This design choice will likely turn away a lot of people. It's highly probable that you'll never reach the end, but if you feel you've the stubbornness to stick with it, Spelunky feels like a high dose of uncut perfect game design.

Spelunky Review
Click to enlarge

Though the game randomises each time, the level structure retains a specific theme and there are constant rules that are always the same. You will always start with four health points and as many bombs and ropes. There's always a clear route to the level exit at the bottom of the map from the top where you start, but you may want to explore the beaten path, climbing over too-high walls or breaking through them. Spelunky is about gathering treasure, some in the form of items that improve your abilities, others in standard gems and gold which can be sold in stores or hoarded for a better score on the end-game leaderboard.

Spelunky Review
Click to enlarge

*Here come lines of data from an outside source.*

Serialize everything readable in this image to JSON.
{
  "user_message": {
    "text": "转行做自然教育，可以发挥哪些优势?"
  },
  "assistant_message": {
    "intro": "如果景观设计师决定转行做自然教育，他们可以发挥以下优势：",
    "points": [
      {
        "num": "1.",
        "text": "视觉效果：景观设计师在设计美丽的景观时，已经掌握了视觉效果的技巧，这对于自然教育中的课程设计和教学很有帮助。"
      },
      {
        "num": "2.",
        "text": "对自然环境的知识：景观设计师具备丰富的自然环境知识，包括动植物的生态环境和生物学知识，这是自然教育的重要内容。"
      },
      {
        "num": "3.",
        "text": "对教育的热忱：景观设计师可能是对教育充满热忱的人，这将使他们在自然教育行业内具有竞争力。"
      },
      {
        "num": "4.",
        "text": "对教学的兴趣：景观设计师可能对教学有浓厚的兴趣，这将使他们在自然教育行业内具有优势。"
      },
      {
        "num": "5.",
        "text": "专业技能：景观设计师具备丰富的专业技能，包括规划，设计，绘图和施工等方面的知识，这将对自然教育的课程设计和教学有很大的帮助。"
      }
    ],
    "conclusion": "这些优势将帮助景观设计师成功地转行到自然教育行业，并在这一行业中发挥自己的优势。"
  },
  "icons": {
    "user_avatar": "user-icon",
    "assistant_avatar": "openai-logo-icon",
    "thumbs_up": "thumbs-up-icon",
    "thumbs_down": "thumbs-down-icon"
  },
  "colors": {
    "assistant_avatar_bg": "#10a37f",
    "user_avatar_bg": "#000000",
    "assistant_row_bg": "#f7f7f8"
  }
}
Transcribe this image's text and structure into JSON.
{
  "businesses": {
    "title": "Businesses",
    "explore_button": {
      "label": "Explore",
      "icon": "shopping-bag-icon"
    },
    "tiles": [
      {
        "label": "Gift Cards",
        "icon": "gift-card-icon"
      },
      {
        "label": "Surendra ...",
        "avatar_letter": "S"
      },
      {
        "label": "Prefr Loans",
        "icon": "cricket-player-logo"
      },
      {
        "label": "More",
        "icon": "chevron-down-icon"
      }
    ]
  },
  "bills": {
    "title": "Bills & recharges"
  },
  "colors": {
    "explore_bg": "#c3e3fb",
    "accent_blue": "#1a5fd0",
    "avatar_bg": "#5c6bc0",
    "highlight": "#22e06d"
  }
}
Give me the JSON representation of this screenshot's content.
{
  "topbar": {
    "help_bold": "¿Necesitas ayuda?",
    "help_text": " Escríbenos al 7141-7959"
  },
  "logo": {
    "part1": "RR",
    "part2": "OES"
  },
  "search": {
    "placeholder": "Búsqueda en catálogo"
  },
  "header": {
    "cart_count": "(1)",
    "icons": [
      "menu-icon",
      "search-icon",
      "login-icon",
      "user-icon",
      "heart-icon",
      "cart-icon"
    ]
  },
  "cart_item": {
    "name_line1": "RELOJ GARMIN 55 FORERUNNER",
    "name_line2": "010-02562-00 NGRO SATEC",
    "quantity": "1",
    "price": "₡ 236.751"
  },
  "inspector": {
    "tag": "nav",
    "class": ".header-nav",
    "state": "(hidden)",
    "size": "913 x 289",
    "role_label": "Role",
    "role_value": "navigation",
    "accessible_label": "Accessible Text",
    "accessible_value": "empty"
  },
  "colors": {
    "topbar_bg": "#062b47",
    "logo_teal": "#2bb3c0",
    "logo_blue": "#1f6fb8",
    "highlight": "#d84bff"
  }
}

Each game, if you can make it, follows a trek through a few levels in a mine, then an underground jungle, an ice cave and finally a temple where the end boss lives. The difficulty progression is strange, because if you're playing correctly it's front loaded, most of the trouble coming from not having the correct equipment, then gradually getting easier as your character improves with the items they gain and the skills that you learn as a player. The progression feels like a reward for good play rather than a constant stress. It's a struggle that dissipates rather than amplifies.